### Task brief
Scan the listing for the word "name" and give the number of lines where it appears, with no other text.

### Data
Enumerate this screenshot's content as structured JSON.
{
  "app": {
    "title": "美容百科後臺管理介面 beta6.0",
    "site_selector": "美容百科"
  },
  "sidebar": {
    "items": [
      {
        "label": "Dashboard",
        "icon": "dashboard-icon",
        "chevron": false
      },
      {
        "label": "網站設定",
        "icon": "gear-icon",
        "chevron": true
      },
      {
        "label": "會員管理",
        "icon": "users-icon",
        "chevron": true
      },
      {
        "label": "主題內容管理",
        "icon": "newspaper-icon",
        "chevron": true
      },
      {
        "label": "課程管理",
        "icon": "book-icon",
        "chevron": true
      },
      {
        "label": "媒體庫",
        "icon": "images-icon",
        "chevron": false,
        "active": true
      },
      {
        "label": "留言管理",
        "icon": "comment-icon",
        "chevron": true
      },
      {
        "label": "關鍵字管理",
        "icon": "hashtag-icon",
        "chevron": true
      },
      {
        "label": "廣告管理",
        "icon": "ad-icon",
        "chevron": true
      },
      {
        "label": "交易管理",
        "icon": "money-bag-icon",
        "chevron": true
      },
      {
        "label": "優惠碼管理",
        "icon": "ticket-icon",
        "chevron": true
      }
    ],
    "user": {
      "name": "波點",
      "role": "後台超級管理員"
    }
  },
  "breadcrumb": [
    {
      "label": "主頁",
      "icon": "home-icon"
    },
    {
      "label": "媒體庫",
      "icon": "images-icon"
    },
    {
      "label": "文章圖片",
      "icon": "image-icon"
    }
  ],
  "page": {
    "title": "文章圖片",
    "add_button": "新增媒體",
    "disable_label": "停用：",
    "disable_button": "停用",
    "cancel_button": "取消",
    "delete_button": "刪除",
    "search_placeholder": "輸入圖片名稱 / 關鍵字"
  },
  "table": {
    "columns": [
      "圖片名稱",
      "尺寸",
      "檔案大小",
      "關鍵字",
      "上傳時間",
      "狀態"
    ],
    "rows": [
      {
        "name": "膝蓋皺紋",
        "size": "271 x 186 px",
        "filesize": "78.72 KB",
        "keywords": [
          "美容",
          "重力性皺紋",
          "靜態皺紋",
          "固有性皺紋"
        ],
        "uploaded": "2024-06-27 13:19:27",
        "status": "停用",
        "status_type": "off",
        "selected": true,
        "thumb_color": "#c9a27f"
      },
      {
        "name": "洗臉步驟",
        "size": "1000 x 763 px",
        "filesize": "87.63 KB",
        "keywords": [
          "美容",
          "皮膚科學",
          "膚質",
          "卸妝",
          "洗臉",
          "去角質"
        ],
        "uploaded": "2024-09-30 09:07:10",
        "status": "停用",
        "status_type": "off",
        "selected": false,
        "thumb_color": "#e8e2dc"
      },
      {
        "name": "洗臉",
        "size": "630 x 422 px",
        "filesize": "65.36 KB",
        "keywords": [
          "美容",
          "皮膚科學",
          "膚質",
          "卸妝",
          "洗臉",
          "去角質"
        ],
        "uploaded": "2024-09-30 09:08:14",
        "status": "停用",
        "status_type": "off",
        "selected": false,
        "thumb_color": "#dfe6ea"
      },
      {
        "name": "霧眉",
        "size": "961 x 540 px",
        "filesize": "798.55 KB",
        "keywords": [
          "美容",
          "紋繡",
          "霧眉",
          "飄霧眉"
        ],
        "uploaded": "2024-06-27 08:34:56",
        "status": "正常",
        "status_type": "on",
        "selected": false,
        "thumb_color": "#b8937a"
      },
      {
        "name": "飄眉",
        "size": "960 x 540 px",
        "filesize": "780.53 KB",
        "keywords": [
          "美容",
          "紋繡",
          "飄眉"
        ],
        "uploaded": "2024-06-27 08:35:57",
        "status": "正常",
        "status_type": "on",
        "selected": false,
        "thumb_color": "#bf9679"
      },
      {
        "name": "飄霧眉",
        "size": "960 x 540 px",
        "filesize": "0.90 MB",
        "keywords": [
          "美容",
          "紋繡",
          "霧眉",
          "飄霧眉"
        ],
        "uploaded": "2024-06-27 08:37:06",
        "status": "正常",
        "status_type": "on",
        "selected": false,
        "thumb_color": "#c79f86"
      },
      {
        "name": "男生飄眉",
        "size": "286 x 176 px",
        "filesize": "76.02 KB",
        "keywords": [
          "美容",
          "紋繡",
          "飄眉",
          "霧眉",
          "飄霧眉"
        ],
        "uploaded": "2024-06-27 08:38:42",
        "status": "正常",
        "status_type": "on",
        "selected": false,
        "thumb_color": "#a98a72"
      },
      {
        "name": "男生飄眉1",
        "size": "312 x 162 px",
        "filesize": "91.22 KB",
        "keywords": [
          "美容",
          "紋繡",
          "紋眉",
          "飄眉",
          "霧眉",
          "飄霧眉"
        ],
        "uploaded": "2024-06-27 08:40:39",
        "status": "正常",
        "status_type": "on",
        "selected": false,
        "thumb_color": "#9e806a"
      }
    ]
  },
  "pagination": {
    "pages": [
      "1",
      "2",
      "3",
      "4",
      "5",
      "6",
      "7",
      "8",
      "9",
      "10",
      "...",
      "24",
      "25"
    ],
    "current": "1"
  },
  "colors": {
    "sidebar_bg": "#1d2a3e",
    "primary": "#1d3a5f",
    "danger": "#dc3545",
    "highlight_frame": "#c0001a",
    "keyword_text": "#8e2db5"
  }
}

### Solution to this exercise
9